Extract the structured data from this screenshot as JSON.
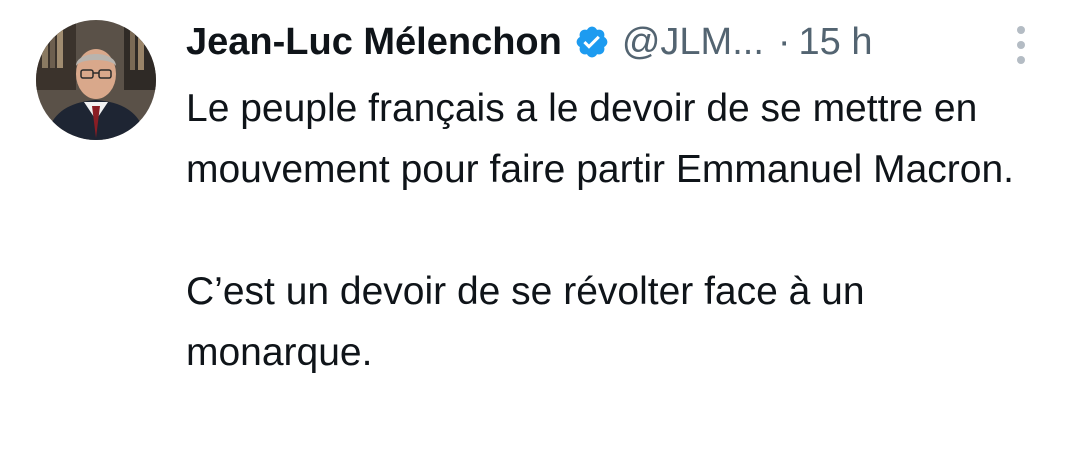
{
  "tweet": {
    "author": {
      "name": "Jean-Luc Mélenchon",
      "handle": "@JLM...",
      "verified_color": "#1d9bf0"
    },
    "separator": "·",
    "timestamp": "15 h",
    "more_icon": "vertical-ellipsis-icon",
    "paragraphs": [
      "Le peuple français a le devoir de se mettre en mouvement pour faire partir Emmanuel Macron.",
      "C’est un devoir de se révolter face à un monarque."
    ]
  }
}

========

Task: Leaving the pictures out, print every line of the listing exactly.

Solution to the exercise:
Extract the structured data from this screenshot as JSON.
{
  "tweet": {
    "author": {
      "name": "Jean-Luc Mélenchon",
      "handle": "@JLM...",
      "verified_color": "#1d9bf0"
    },
    "separator": "·",
    "timestamp": "15 h",
    "more_icon": "vertical-ellipsis-icon",
    "paragraphs": [
      "Le peuple français a le devoir de se mettre en mouvement pour faire partir Emmanuel Macron.",
      "C’est un devoir de se révolter face à un monarque."
    ]
  }
}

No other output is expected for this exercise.